■ RECORDED INFORMATION

——————————

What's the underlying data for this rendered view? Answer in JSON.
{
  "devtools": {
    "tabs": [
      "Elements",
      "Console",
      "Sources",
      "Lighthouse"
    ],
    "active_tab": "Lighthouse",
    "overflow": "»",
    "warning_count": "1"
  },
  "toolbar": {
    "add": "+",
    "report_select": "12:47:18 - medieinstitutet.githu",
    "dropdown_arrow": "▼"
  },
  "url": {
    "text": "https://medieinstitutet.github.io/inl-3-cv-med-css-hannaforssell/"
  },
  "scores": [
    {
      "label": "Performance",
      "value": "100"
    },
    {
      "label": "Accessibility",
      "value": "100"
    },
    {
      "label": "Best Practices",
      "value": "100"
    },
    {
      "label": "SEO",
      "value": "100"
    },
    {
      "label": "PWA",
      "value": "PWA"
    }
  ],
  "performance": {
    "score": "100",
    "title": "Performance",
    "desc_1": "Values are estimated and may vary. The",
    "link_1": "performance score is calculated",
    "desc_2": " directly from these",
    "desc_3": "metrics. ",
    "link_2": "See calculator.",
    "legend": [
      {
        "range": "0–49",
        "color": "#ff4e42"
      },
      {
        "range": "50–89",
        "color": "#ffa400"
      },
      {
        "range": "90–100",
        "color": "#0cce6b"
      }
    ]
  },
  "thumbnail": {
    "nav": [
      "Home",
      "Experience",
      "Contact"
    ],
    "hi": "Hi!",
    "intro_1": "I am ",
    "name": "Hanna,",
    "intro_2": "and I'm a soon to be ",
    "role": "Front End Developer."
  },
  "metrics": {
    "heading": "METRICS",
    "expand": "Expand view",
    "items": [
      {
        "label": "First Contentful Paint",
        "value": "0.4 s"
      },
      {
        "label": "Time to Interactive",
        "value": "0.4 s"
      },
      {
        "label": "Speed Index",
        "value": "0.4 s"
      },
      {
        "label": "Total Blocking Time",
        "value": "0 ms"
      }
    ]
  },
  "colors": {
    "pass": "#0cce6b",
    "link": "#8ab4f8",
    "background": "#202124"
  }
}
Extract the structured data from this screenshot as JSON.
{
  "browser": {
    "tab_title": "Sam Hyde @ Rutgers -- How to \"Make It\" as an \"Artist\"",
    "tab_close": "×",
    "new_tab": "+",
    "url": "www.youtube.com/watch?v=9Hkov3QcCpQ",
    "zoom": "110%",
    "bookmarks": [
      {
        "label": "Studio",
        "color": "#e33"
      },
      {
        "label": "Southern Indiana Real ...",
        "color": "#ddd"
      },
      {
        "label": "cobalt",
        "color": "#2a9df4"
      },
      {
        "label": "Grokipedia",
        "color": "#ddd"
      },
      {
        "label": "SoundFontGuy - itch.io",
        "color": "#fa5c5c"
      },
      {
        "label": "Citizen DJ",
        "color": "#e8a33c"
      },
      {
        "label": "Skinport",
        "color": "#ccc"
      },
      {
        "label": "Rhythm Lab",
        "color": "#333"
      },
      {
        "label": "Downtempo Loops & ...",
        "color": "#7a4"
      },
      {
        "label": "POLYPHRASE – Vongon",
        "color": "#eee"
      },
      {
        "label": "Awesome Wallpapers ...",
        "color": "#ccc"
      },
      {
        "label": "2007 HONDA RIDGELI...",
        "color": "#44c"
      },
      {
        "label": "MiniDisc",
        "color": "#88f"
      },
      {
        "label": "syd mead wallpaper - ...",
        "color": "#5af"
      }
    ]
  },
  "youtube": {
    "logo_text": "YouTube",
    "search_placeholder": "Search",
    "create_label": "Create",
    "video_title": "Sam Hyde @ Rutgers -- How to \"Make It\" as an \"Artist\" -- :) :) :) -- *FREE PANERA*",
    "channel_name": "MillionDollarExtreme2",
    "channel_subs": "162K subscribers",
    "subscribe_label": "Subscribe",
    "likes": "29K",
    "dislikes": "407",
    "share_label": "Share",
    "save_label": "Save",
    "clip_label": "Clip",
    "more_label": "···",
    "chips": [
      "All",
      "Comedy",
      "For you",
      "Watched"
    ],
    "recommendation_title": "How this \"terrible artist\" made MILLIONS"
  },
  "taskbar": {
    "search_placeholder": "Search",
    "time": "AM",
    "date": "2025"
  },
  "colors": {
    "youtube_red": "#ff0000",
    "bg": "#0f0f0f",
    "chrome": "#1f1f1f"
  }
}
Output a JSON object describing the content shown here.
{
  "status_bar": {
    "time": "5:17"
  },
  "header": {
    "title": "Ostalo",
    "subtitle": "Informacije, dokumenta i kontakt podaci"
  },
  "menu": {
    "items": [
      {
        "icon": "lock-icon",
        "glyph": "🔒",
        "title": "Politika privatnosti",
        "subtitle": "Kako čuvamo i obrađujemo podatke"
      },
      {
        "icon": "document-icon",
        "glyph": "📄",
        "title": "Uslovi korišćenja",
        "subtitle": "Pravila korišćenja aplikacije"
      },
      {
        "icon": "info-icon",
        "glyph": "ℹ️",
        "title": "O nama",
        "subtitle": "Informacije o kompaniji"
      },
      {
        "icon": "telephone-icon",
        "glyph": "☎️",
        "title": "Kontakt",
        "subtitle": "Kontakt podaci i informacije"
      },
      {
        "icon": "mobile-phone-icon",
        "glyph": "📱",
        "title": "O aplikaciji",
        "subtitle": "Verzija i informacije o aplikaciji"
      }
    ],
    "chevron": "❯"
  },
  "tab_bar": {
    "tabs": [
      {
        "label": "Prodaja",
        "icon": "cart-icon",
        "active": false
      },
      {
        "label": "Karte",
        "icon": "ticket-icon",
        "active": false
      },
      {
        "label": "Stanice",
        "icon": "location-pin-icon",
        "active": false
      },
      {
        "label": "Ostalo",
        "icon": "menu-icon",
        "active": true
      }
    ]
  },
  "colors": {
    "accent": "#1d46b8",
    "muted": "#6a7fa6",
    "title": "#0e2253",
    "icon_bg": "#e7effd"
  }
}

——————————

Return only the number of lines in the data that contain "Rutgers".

2